“For skiing, I’m totally dead now,” Nordgren wrote. “I’ve had a little head and chest cold the last few days, so I think its maybe taking me a little longer to recover than normal, but its also getting to the end of a long season and there’ve been a lot of races recently so I’m sure that’s part of it too. Tomorrow is my first mass start of the season, first in about 4 years actually, since WCH were here in 2011. I’m really excited for it, I’m a lot better biathlete than I was back then, so I think I can have a decent results tomorrow and end the season on a really high note!”
It’s a return to form for Nordgren, who had breakthrough races and his first top-20’s at World Championships in 2011.
“Overall he showed a really high level over the last weeks and I think he would have done the same exact thing on any other venue as well, but of course it’s true that he has good memories from WCHs 2011 and really likes the course there,” USBA Chief of Sport Bernd Eisenbichler said of Nordgren’s performance. “He is good shape and would have done the same thing every where else. Overall I am very happy with his development. After a few rough years, he really made this big step forward now and it will keep going up from him from here- I am convinced about that.“
His finish put him just ahead of teammate Lowell Bailey, who moved from 51st after a frustrating sprint race all the way up to 22nd by way of shooting 19-for-20.
“Today’s race was bittersweet for me,” Bailey wrote in an email. “I was happy with my performance but it wasn’t enough to get me into the mass start tomorrow. It would have been nice to have my great performance yesterday instead of today! Anyway, it’s a good way to end the season. Now I have to shift gears and look forward.”
The final U.S. competitor, Tim Burke, finished 53rd with six penalties.
The other Canadian entrant besides Smith, Brendan Green, moved from 30th up to 23rd with just one penalty.
“Now at the end of a long season and three months away from home, I’ll take today’s result,” he wrote in an email. “Normally I would have expected more from myself on a day like today but I’m definitely running on empty and my body is ready for a break.

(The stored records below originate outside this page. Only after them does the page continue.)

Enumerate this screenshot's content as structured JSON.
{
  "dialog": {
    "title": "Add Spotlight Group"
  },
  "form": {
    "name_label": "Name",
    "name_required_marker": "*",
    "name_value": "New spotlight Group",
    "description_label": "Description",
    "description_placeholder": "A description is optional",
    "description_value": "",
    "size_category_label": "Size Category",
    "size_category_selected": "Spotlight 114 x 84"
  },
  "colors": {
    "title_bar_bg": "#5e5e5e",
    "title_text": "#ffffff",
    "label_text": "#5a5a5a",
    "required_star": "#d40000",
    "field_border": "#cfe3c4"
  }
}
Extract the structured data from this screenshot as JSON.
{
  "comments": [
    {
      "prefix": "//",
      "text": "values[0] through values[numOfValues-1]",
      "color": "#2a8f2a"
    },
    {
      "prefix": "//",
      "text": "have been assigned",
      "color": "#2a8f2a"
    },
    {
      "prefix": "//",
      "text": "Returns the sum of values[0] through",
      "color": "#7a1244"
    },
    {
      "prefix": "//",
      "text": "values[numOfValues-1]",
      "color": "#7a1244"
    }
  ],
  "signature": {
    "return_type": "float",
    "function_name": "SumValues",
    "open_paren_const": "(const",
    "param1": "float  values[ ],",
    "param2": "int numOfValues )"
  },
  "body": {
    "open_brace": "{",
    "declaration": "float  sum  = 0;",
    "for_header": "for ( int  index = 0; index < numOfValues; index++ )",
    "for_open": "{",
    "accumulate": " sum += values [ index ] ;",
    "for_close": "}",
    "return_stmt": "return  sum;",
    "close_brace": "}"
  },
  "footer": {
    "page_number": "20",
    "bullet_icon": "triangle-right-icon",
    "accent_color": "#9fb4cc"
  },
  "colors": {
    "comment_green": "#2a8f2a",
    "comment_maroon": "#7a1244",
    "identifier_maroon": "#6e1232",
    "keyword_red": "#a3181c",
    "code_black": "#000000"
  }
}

I was happy with the performances I’ve been able to execute over the past few weeks, but at the same time I’m disappointed with the drop in my ski form and having to deal with some abrupt underlying issues with my back throughout the season, especially prior to World Championships.”

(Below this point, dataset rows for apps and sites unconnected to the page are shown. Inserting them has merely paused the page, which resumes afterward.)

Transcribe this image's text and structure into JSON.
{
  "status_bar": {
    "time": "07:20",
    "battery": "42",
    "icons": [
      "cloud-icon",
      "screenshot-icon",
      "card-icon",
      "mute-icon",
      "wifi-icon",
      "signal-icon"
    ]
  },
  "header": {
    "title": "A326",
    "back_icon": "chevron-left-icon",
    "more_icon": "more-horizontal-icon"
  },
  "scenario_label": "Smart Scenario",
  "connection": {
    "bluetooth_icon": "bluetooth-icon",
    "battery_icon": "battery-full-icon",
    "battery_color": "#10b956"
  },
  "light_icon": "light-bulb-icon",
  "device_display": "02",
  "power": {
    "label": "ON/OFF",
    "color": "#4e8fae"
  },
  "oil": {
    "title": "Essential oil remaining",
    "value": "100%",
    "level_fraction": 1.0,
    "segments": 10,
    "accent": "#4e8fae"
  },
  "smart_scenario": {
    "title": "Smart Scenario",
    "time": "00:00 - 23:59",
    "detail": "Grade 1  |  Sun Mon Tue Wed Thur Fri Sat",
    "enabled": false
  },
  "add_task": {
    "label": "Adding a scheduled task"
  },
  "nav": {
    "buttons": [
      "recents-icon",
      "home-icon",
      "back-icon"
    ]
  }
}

Green explained that he will have medical staff try to help re-evaluate his back problems, which stem from a slipped disc a few seasons ago and are proving difficult to permanently resolve, once he gets back to Canada.
One thing he is happy with is that 19-for-20 shooting, which has been more the rule than the exception for the second half of the season.

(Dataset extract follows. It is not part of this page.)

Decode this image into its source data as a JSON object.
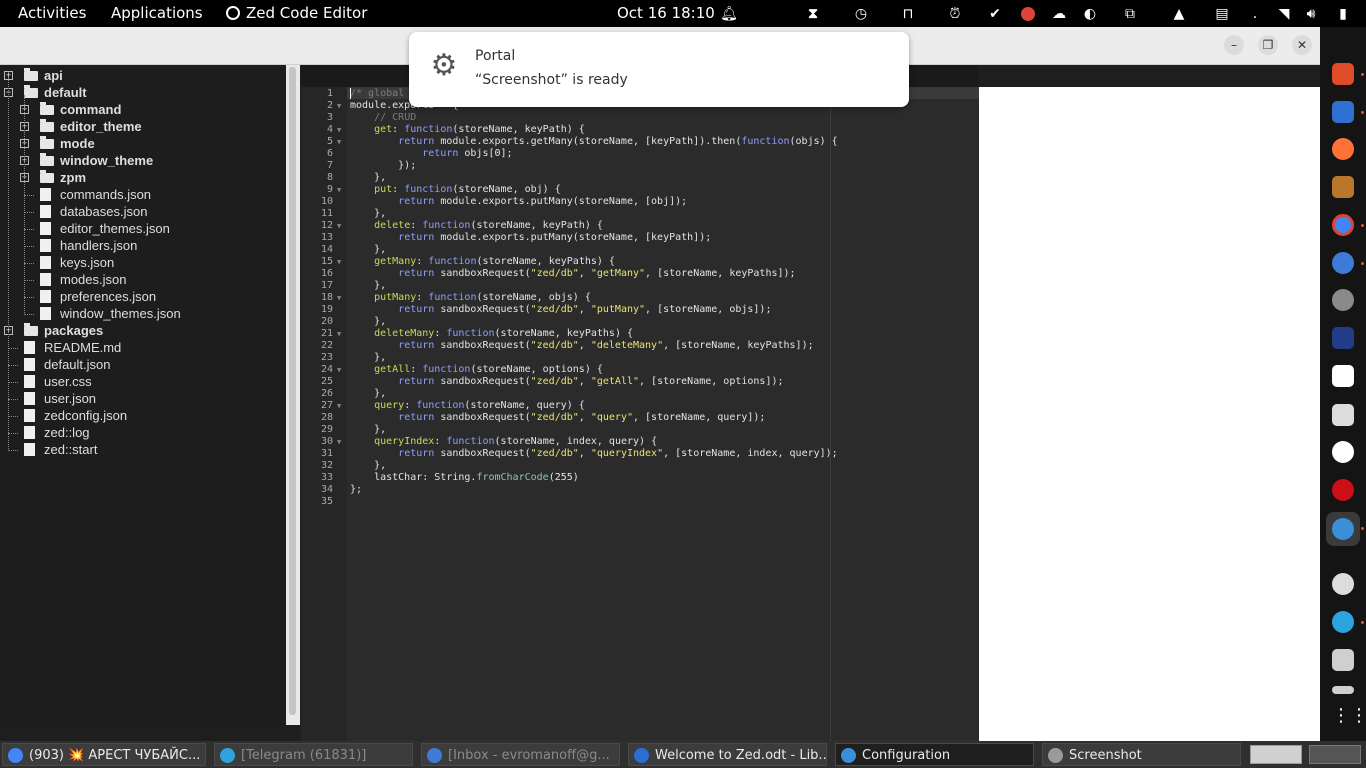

“My shooting since Christmas has been incredibly solid and I’m extremely happy about that,” he wrote. “I had a bit of a tough start to the season with my shooting prior to Christmas, but after re-thinking a few aspects in my approach to shooting and making a couple of changes it really seemed to come together. This is the best shooting of my career and I’m hoping I can carry it forward to next season.”
Chelsea Little is FasterSkier's Editor-At-Large. A former racer at Ford Sayre, Dartmouth College and the Craftsbury Green Racing Project, she is a PhD candidate in aquatic ecology in the @Altermatt_lab at Eawag, the Swiss Federal Institute of Aquatic Science and Technology in Zurich, Switzerland. You can follow her on twitter @ChelskiLittle.